Mehedi v. 2057161 Ontario Inc., 2015 ONCA 670:
 The test under rule 59.06(2)(a) to re-open a trial that applies after the judgment or other order has been issued and entered was set out by Doherty J.A., speaking for the court, in Tsaoussis (Litigation Guardian of) v. Baetz (1998), 41 O.R. (3d) 257,  O.J. No. 3516, at paras. 41 and 44. As he noted, the onus is on the moving party to show that all the circumstances "justify making an exception to the fundamental rule that final judgments are exactly that, final." In particular, the moving party must show that the new evidence could not have been put forward by the exercise of reasonable diligence at the original proceedings. The court will go on to evaluate "other factors such as the cogency of the new evidence, any delay in moving to set aside the previous judgment, any difficulty in re-litigating the issues and any prejudice to other parties or persons who may have acted in reliance on the judgment."
 In my view, the appellant has met the test under rule 59.06(2)(a) as articulated in Baetz. It is plain that the proposed new evidence was not available at the time of the first trial or the first appeal. The appellant did not delay in seeking relief. The new evidence is cogent, in that it is apparently credible and. if accepted, would probably have affected the result at trial; the new evidence could serve to undermine the evidence given by the respondents and bolster that of the appellant. That is because the video shows representatives of Job Success apparently making the same or similar promises to others that the trial judge found to be "unrealistic and unreasonable" with respect to the appellant. Finally, I see no prejudice to the respondents if the trial were re-opened.

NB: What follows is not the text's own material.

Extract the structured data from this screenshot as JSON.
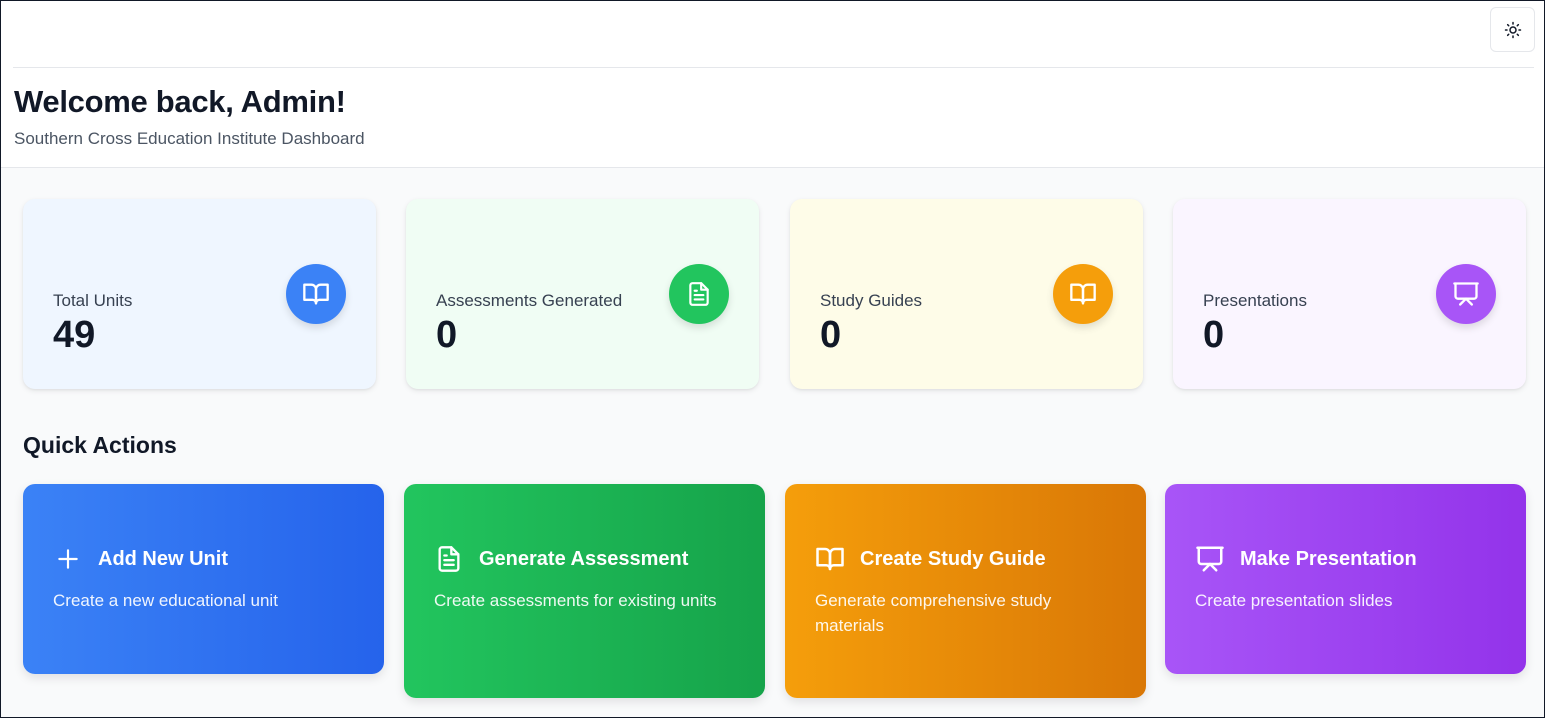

 Amicus submits that the motion judge erred in applying the test for re-opening a trial described by the Supreme Court of Canada in 671122 Ontario Ltd. v. Sagaz Industries Canada Inc., 2001 SCC 59,  2 S.C.R. 983. The Sagaz test was articulated in a case in which the judgment at issue had not yet been issued and entered. In the present case, while no formal judgment was taken out, the trial decision had been appealed. Amicus asserts that the motion judge ought to have applied the Baetz test, which includes the consideration of a number of different factors, including balancing fairness against the interest in finality.
 In Sagaz, the Supreme Court accepted, at paras. 20 and 64, the motion judge's application of the two-part test for re-opening a trial described by the High Court in Scott v. Cook,  2 O.R. 769:
First, would the evidence, if presented at trial, probably have changed the result? Second, could the evidence have been obtained before trial by the exercise of reasonable diligence?
 Courts citing Sagaz often seem to boil the test down to these two questions (see, for example, 1057854 Ontario Inc. v. Kara Holdings Inc.,  O.J. No. 1144, at para. 40; Wesbell Networks Inc. (Receiver of) v. Bell Canada, 2013 ONSC 814; Irving Shipbuilding Inc. v. Schmidt, 2014 ONSC 5089, at para. 57; Madock v. Grauer, 2010 BCSC 1709). However, the Supreme Court, at para. 60, added this important direction: "Appellate courts should defer to the trial judge who is in the best position to decide whether, at the expense of finality, fairness dictates that the trial be reopened." Plainly then, fairness is also an important factor, including prejudice to others who have acted in reliance on the judgment, as Baetz notes.
 I further note that in Sagaz, the Supreme Court, at para. 63, approved the following comments by Lord Denning in Ladd v. Marshall,  1 W.L.R. 1489 (C.A.), at p. 1491:
It is very rare that application is made to this court for a new trial on the ground that a witness has told a lie. The principles to be applied are the same as those always applied when fresh evidence is sought to be introduced. To justify the reception of fresh evidence or a new trial, three conditions must be fulfilled: first, it must be shown that the evidence could not have been obtained with reasonable diligence for use at the trial; secondly, the evidence must be such that, if given, it would probably have an important influence on the result of the case, though it need not be decisive; thirdly, the evidence must be such as is presumably to be believed, or in other words, it must be apparently credible, though it need not be incontrovertible. [Emphasis added.]
 In my view, properly understood, the test in Sagaz goes beyond the two questions of whether the new evidence, if presented at trial, would probably have changed the result, and whether the evidence could have been obtained before trial by the exercise of reasonable diligence. It includes considerations of finality, the apparent cogency of the evidence, delay, fairness and prejudice, factors that were articulated by this court in its decision in Baetz. The error in this case was not in the motion judge's decision to apply Sagaz rather than Baetz, but in his application of the test, as I have already described. In this case, the new evidence meets both the Baetz and the Sagaz tests for re-opening a trial assuming there is any real distinction between the two.